What is needed: Starting with the first line, output the data exactly, through to the last line.

%%

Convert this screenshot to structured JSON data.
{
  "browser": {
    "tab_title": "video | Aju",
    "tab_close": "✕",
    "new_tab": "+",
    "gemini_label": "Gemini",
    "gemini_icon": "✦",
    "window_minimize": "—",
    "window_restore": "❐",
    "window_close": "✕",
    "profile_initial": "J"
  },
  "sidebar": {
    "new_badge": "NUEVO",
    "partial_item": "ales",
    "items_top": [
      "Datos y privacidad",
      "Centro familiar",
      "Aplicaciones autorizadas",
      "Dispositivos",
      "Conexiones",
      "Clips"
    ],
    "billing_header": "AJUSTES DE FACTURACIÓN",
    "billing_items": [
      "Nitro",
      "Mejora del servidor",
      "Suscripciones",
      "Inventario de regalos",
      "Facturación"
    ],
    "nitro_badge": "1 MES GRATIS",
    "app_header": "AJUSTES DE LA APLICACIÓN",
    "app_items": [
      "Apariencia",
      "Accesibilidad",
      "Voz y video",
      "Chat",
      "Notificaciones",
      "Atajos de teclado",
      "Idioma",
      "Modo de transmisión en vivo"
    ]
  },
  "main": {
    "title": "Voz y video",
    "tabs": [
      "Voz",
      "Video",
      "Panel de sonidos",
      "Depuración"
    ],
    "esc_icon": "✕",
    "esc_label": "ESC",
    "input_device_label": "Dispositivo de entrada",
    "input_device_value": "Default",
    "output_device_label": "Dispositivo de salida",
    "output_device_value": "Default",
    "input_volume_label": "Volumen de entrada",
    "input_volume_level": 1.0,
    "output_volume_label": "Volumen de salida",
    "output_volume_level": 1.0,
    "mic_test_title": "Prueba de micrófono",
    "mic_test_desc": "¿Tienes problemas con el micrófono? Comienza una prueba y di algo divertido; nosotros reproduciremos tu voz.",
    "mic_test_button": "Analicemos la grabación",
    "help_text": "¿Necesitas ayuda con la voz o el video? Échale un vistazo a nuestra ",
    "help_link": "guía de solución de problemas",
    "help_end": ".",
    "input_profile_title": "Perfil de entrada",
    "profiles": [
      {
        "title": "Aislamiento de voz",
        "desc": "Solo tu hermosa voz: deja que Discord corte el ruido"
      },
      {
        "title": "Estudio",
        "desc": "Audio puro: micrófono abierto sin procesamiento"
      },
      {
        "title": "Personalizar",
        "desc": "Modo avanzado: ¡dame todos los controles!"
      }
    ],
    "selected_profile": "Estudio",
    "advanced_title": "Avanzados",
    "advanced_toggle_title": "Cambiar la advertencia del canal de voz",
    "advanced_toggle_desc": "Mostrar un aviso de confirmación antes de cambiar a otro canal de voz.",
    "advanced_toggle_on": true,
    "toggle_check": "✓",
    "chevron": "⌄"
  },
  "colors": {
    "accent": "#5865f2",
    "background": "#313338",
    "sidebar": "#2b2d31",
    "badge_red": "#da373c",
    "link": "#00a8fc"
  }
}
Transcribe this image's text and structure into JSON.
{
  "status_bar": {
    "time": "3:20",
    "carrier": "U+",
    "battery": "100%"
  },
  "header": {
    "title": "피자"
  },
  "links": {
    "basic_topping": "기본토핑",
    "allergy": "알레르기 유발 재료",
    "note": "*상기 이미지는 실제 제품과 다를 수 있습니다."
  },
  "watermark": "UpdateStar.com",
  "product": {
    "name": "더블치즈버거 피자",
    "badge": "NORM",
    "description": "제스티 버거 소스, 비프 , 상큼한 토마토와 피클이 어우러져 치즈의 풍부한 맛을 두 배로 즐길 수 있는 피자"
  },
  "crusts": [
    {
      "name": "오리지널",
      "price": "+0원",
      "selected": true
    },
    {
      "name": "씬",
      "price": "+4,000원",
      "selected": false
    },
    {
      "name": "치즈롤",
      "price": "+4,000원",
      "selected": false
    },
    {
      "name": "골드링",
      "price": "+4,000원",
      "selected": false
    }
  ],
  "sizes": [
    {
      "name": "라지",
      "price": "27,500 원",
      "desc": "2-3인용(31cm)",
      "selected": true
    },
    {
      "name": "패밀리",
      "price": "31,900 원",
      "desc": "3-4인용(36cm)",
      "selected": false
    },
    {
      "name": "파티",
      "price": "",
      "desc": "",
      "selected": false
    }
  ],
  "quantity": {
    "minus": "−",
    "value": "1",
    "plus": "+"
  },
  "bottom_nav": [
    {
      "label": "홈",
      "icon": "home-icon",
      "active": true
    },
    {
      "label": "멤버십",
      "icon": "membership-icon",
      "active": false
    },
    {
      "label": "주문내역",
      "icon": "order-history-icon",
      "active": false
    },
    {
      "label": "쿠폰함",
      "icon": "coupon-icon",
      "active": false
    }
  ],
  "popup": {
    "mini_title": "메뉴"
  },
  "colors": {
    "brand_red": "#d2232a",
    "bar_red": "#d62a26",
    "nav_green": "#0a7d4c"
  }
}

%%

Task answer:
Convert this screenshot to structured JSON data.
{
  "browser": {
    "tab_title": "video | Aju",
    "tab_close": "✕",
    "new_tab": "+",
    "gemini_label": "Gemini",
    "gemini_icon": "✦",
    "window_minimize": "—",
    "window_restore": "❐",
    "window_close": "✕",
    "profile_initial": "J"
  },
  "sidebar": {
    "new_badge": "NUEVO",
    "partial_item": "ales",
    "items_top": [
      "Datos y privacidad",
      "Centro familiar",
      "Aplicaciones autorizadas",
      "Dispositivos",
      "Conexiones",
      "Clips"
    ],
    "billing_header": "AJUSTES DE FACTURACIÓN",
    "billing_items": [
      "Nitro",
      "Mejora del servidor",
      "Suscripciones",
      "Inventario de regalos",
      "Facturación"
    ],
    "nitro_badge": "1 MES GRATIS",
    "app_header": "AJUSTES DE LA APLICACIÓN",
    "app_items": [
      "Apariencia",
      "Accesibilidad",
      "Voz y video",
      "Chat",
      "Notificaciones",
      "Atajos de teclado",
      "Idioma",
      "Modo de transmisión en vivo"
    ]
  },
  "main": {
    "title": "Voz y video",
    "tabs": [
      "Voz",
      "Video",
      "Panel de sonidos",
      "Depuración"
    ],
    "esc_icon": "✕",
    "esc_label": "ESC",
    "input_device_label": "Dispositivo de entrada",
    "input_device_value": "Default",
    "output_device_label": "Dispositivo de salida",
    "output_device_value": "Default",
    "input_volume_label": "Volumen de entrada",
    "input_volume_level": 1.0,
    "output_volume_label": "Volumen de salida",
    "output_volume_level": 1.0,
    "mic_test_title": "Prueba de micrófono",
    "mic_test_desc": "¿Tienes problemas con el micrófono? Comienza una prueba y di algo divertido; nosotros reproduciremos tu voz.",
    "mic_test_button": "Analicemos la grabación",
    "help_text": "¿Necesitas ayuda con la voz o el video? Échale un vistazo a nuestra ",
    "help_link": "guía de solución de problemas",
    "help_end": ".",
    "input_profile_title": "Perfil de entrada",
    "profiles": [
      {
        "title": "Aislamiento de voz",
        "desc": "Solo tu hermosa voz: deja que Discord corte el ruido"
      },
      {
        "title": "Estudio",
        "desc": "Audio puro: micrófono abierto sin procesamiento"
      },
      {
        "title": "Personalizar",
        "desc": "Modo avanzado: ¡dame todos los controles!"
      }
    ],
    "selected_profile": "Estudio",
    "advanced_title": "Avanzados",
    "advanced_toggle_title": "Cambiar la advertencia del canal de voz",
    "advanced_toggle_desc": "Mostrar un aviso de confirmación antes de cambiar a otro canal de voz.",
    "advanced_toggle_on": true,
    "toggle_check": "✓",
    "chevron": "⌄"
  },
  "colors": {
    "accent": "#5865f2",
    "background": "#313338",
    "sidebar": "#2b2d31",
    "badge_red": "#da373c",
    "link": "#00a8fc"
  }
}
Transcribe this image's text and structure into JSON.
{
  "status_bar": {
    "time": "3:20",
    "carrier": "U+",
    "battery": "100%"
  },
  "header": {
    "title": "피자"
  },
  "links": {
    "basic_topping": "기본토핑",
    "allergy": "알레르기 유발 재료",
    "note": "*상기 이미지는 실제 제품과 다를 수 있습니다."
  },
  "watermark": "UpdateStar.com",
  "product": {
    "name": "더블치즈버거 피자",
    "badge": "NORM",
    "description": "제스티 버거 소스, 비프 , 상큼한 토마토와 피클이 어우러져 치즈의 풍부한 맛을 두 배로 즐길 수 있는 피자"
  },
  "crusts": [
    {
      "name": "오리지널",
      "price": "+0원",
      "selected": true
    },
    {
      "name": "씬",
      "price": "+4,000원",
      "selected": false
    },
    {
      "name": "치즈롤",
      "price": "+4,000원",
      "selected": false
    },
    {
      "name": "골드링",
      "price": "+4,000원",
      "selected": false
    }
  ],
  "sizes": [
    {
      "name": "라지",
      "price": "27,500 원",
      "desc": "2-3인용(31cm)",
      "selected": true
    },
    {
      "name": "패밀리",
      "price": "31,900 원",
      "desc": "3-4인용(36cm)",
      "selected": false
    },
    {
      "name": "파티",
      "price": "",
      "desc": "",
      "selected": false
    }
  ],
  "quantity": {
    "minus": "−",
    "value": "1",
    "plus": "+"
  },
  "bottom_nav": [
    {
      "label": "홈",
      "icon": "home-icon",
      "active": true
    },
    {
      "label": "멤버십",
      "icon": "membership-icon",
      "active": false
    },
    {
      "label": "주문내역",
      "icon": "order-history-icon",
      "active": false
    },
    {
      "label": "쿠폰함",
      "icon": "coupon-icon",
      "active": false
    }
  ],
  "popup": {
    "mini_title": "메뉴"
  },
  "colors": {
    "brand_red": "#d2232a",
    "bar_red": "#d62a26",
    "nav_green": "#0a7d4c"
  }
}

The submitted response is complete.